Entries from a dataset of interfaces:
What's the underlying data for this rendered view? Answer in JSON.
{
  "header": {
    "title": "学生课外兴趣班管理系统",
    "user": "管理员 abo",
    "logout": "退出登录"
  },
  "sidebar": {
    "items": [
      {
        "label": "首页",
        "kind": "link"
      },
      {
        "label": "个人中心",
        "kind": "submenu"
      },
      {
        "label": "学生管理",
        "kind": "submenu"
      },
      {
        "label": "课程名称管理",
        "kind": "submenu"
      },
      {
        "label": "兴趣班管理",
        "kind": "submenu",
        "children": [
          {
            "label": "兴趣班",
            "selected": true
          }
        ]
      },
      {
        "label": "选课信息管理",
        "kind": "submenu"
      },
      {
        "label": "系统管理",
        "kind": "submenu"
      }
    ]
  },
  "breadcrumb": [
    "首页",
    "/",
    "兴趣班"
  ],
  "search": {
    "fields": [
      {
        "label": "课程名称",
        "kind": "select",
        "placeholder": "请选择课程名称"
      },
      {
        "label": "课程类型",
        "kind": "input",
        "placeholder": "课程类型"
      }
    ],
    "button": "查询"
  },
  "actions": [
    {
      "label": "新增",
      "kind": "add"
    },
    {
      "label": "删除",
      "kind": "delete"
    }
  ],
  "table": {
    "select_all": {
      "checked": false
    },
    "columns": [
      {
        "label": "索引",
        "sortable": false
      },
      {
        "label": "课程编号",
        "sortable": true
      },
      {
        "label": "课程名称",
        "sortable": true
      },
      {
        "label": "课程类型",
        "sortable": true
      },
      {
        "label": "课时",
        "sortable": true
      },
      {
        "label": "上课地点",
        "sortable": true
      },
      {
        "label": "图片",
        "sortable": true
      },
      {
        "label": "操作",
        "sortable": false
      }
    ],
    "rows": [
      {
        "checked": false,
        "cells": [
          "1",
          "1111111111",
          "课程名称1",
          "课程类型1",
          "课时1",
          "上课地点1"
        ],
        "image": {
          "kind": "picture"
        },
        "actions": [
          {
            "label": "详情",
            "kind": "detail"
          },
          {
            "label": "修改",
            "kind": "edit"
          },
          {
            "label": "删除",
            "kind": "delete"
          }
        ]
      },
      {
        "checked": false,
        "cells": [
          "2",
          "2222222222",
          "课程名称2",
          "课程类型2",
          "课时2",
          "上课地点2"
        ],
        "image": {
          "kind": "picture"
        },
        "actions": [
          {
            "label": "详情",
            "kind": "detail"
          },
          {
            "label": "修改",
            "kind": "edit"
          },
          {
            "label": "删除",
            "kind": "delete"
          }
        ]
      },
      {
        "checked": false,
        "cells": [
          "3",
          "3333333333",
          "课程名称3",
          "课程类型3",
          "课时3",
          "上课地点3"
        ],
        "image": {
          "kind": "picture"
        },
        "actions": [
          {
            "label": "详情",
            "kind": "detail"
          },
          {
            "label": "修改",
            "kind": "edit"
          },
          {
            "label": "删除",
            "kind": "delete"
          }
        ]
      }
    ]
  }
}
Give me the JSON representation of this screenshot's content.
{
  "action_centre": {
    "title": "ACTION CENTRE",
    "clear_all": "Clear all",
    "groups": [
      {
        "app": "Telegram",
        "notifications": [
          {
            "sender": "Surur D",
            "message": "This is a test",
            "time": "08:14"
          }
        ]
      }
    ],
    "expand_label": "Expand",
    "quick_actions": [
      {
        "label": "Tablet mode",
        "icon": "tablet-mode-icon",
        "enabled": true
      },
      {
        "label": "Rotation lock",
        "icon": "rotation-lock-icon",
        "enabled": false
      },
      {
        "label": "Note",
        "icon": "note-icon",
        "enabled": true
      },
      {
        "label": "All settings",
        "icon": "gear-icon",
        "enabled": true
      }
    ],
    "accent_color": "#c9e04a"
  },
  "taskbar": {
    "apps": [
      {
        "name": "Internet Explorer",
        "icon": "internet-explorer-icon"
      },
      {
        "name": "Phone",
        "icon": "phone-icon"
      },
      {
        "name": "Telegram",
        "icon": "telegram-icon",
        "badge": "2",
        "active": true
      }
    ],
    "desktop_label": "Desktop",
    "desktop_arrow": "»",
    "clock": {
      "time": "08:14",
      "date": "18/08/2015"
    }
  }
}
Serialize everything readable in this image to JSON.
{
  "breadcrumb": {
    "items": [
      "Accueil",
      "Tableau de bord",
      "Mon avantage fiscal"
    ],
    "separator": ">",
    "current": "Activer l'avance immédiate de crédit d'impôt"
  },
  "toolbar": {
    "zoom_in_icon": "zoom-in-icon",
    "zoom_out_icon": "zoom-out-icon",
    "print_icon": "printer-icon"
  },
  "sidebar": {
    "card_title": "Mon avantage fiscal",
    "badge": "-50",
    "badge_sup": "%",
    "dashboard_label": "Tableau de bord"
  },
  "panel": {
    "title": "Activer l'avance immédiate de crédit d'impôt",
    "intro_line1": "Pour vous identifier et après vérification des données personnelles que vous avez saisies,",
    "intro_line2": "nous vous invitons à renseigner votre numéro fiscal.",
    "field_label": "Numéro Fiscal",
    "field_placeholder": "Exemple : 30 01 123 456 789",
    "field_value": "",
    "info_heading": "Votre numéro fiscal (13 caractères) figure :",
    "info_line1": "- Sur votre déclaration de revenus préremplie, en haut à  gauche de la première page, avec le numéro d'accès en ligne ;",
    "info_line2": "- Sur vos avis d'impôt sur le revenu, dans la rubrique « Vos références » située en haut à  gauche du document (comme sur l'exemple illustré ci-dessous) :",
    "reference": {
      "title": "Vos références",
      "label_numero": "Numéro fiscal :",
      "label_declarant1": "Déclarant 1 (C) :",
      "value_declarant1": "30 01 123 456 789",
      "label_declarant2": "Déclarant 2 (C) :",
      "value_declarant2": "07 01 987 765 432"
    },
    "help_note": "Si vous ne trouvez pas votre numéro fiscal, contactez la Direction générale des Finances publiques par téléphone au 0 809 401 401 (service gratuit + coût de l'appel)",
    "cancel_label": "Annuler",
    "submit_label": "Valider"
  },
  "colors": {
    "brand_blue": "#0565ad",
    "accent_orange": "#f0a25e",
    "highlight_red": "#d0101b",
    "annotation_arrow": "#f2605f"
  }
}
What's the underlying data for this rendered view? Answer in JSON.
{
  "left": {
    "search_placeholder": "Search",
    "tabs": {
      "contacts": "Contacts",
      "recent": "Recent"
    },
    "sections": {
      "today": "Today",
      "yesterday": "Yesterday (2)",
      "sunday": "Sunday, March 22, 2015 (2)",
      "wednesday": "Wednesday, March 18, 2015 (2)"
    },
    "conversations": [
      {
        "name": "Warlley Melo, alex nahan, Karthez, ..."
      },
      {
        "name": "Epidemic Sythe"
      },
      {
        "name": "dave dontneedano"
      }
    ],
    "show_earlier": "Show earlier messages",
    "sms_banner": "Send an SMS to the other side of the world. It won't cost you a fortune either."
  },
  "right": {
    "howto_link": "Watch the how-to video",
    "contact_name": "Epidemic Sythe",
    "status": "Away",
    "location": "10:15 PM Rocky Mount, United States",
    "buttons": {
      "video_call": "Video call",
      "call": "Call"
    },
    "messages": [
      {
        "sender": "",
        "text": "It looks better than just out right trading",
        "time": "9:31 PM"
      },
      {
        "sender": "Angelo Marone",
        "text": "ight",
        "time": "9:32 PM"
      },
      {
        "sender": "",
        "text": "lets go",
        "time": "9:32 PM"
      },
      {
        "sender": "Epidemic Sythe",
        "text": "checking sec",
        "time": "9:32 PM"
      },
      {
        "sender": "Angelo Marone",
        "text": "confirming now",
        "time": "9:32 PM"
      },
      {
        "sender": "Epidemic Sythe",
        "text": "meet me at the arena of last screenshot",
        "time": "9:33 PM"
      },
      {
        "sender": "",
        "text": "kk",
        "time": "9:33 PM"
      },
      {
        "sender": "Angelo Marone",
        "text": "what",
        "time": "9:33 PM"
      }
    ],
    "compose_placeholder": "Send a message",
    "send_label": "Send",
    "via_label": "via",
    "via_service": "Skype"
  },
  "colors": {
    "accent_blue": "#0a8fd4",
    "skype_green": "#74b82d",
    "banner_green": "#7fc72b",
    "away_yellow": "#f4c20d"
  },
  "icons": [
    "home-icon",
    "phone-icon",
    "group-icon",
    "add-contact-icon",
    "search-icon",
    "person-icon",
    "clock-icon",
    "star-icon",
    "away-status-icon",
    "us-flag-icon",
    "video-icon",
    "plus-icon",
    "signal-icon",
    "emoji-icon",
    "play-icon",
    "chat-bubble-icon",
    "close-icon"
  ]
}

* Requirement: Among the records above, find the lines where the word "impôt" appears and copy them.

* Result of the exercise:
    "current": "Activer l'avance immédiate de crédit d'impôt"
    "title": "Activer l'avance immédiate de crédit d'impôt",
    "info_line2": "- Sur vos avis d'impôt sur le revenu, dans la rubrique « Vos références » située en haut à  gauche du document (comme sur l'exemple illustré ci-dessous) :",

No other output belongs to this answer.